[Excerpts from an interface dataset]
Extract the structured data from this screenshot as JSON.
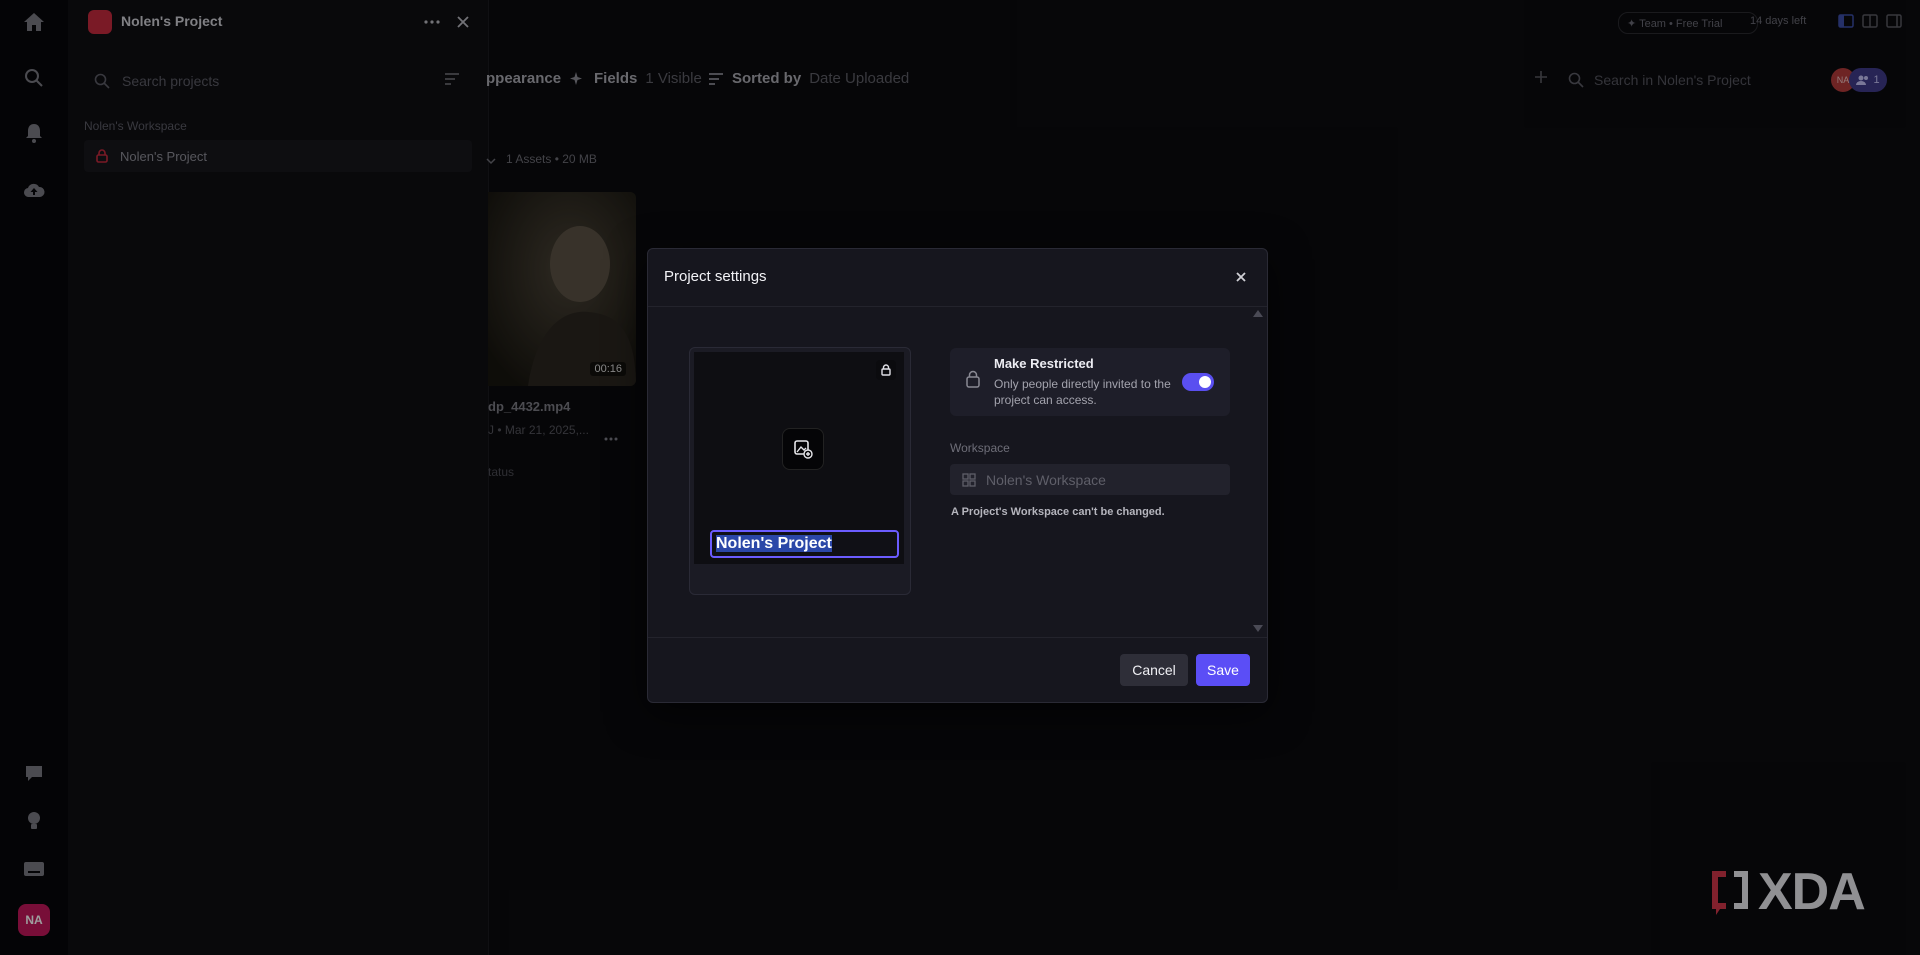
{
  "panel": {
    "project_title": "Nolen's Project",
    "search_placeholder": "Search projects",
    "workspace_label": "Nolen's Workspace",
    "project_item": "Nolen's Project"
  },
  "topbar": {
    "plan_badge": "✦ Team • Free Trial",
    "trial_left": "14 days left"
  },
  "toolbar": {
    "appearance": "ppearance",
    "fields_label": "Fields",
    "fields_value": "1 Visible",
    "sorted_label": "Sorted by",
    "sorted_value": "Date Uploaded",
    "search_placeholder": "Search in Nolen's Project",
    "avatar_initials": "NA",
    "member_count": "1"
  },
  "assets": {
    "summary": "1 Assets • 20 MB",
    "items": [
      {
        "name": "dp_4432.mp4",
        "meta": "J • Mar 21, 2025,...",
        "duration": "00:16",
        "status": "tatus"
      }
    ]
  },
  "modal": {
    "title": "Project settings",
    "project_name": "Nolen's Project",
    "restricted_heading": "Make Restricted",
    "restricted_desc": "Only people directly invited to the project can access.",
    "restricted_on": true,
    "workspace_label": "Workspace",
    "workspace_value": "Nolen's Workspace",
    "workspace_note": "A Project's Workspace can't be changed.",
    "cancel_label": "Cancel",
    "save_label": "Save"
  },
  "rail": {
    "user_initials": "NA",
    "icons": [
      "home-icon",
      "search-icon",
      "bell-icon",
      "cloud-upload-icon",
      "chat-icon",
      "lightbulb-icon",
      "keyboard-icon"
    ]
  },
  "watermark": {
    "text": "XDA"
  },
  "colors": {
    "accent": "#5b4ef6",
    "project_logo": "#c62a3e",
    "background": "#0b0b0e"
  }
}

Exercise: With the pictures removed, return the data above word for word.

Result:
Extract the structured data from this screenshot as JSON.
{
  "panel": {
    "project_title": "Nolen's Project",
    "search_placeholder": "Search projects",
    "workspace_label": "Nolen's Workspace",
    "project_item": "Nolen's Project"
  },
  "topbar": {
    "plan_badge": "✦ Team • Free Trial",
    "trial_left": "14 days left"
  },
  "toolbar": {
    "appearance": "ppearance",
    "fields_label": "Fields",
    "fields_value": "1 Visible",
    "sorted_label": "Sorted by",
    "sorted_value": "Date Uploaded",
    "search_placeholder": "Search in Nolen's Project",
    "avatar_initials": "NA",
    "member_count": "1"
  },
  "assets": {
    "summary": "1 Assets • 20 MB",
    "items": [
      {
        "name": "dp_4432.mp4",
        "meta": "J • Mar 21, 2025,...",
        "duration": "00:16",
        "status": "tatus"
      }
    ]
  },
  "modal": {
    "title": "Project settings",
    "project_name": "Nolen's Project",
    "restricted_heading": "Make Restricted",
    "restricted_desc": "Only people directly invited to the project can access.",
    "restricted_on": true,
    "workspace_label": "Workspace",
    "workspace_value": "Nolen's Workspace",
    "workspace_note": "A Project's Workspace can't be changed.",
    "cancel_label": "Cancel",
    "save_label": "Save"
  },
  "rail": {
    "user_initials": "NA",
    "icons": [
      "home-icon",
      "search-icon",
      "bell-icon",
      "cloud-upload-icon",
      "chat-icon",
      "lightbulb-icon",
      "keyboard-icon"
    ]
  },
  "watermark": {
    "text": "XDA"
  },
  "colors": {
    "accent": "#5b4ef6",
    "project_logo": "#c62a3e",
    "background": "#0b0b0e"
  }
}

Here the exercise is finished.